#### YOUR TASK:
Whenever "this" occurs in a line of the material, list that line.
+ + + +
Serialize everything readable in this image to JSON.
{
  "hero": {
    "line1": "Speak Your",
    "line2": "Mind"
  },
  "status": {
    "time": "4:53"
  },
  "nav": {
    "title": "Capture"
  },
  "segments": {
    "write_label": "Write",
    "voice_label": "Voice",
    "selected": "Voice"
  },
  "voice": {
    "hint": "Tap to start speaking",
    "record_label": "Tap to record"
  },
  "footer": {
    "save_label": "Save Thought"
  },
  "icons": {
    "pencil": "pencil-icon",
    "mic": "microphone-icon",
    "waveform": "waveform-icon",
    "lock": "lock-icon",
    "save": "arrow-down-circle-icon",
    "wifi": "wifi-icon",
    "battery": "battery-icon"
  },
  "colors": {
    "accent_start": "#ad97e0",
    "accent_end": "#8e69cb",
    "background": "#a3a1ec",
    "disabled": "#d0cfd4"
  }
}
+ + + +
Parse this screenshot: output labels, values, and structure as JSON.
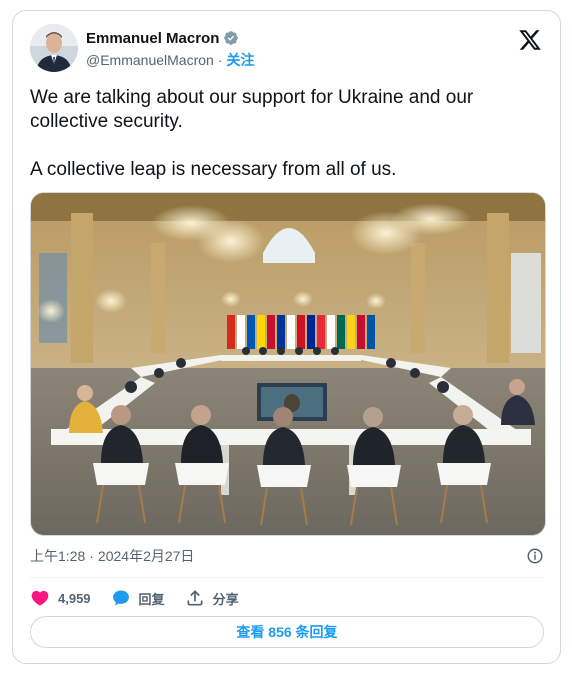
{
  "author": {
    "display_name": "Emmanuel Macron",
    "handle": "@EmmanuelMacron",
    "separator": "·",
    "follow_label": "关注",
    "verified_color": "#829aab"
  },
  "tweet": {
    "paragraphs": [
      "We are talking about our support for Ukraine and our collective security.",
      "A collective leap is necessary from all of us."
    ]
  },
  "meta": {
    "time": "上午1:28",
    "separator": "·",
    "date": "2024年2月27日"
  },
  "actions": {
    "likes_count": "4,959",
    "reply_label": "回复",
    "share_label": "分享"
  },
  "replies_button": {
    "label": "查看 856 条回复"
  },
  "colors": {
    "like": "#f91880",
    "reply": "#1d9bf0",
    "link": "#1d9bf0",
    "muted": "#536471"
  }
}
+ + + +
#### RESULT BELOW:
Serialize everything readable in this image to JSON.
Parse this screenshot: output labels, values, and structure as JSON.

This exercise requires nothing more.